* _WORK REQUIRED_
Copy each line in the data below that contains the word "bottom".

Start of RAW DATA

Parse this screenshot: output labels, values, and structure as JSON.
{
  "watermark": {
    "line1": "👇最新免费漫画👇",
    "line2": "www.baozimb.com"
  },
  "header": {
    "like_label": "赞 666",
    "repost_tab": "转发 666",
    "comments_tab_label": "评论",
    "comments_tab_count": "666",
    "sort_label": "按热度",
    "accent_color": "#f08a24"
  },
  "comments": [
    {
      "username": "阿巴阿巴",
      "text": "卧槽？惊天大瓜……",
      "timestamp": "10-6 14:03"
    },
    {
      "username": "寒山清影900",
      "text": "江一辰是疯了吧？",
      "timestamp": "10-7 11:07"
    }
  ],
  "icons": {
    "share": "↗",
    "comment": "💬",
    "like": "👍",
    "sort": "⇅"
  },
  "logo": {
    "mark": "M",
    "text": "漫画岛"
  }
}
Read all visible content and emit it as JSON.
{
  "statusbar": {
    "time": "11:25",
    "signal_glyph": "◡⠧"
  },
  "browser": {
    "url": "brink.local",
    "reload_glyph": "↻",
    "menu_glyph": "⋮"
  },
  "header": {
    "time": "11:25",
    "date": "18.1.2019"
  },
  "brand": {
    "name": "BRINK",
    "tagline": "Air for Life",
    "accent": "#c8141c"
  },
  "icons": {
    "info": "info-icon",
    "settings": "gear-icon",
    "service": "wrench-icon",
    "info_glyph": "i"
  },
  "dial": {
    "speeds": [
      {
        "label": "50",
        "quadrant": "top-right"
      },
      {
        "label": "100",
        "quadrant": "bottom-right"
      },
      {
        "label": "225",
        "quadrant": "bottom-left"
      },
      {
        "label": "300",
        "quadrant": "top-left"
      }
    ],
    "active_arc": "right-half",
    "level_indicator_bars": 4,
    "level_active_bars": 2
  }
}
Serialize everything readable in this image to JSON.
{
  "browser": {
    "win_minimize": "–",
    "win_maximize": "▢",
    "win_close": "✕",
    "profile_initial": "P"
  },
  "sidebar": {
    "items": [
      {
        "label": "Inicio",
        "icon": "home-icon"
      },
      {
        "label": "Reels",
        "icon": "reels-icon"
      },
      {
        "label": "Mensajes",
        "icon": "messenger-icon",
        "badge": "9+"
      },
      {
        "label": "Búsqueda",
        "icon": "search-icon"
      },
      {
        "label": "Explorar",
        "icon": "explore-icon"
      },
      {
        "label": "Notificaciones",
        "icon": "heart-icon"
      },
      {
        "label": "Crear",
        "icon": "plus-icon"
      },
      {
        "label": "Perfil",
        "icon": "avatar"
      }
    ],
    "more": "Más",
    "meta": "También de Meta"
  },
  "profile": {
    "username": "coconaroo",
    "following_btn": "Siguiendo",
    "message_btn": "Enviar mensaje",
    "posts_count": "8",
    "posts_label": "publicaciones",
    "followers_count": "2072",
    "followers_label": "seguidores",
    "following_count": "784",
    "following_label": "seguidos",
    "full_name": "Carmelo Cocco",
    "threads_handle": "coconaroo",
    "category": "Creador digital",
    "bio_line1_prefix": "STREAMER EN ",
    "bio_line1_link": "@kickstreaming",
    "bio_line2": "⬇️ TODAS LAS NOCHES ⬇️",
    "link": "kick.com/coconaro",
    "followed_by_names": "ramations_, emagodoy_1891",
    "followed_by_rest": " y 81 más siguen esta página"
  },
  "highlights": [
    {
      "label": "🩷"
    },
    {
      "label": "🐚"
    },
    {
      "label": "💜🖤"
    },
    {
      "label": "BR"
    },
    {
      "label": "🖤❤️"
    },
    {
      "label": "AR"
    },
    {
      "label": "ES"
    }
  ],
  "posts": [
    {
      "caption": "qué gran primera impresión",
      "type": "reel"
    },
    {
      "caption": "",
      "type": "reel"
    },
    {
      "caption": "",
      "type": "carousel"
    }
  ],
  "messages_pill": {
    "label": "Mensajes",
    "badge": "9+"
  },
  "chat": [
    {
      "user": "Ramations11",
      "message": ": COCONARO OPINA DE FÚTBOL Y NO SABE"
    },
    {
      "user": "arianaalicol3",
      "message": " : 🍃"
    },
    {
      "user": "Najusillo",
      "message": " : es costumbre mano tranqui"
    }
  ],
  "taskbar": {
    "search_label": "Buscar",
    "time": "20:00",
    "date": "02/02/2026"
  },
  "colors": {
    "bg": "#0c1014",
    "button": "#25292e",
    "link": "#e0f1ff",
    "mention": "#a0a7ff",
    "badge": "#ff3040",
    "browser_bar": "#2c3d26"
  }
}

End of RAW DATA

* _WRITTEN ANSWER_
        "quadrant": "bottom-right"
        "quadrant": "bottom-left"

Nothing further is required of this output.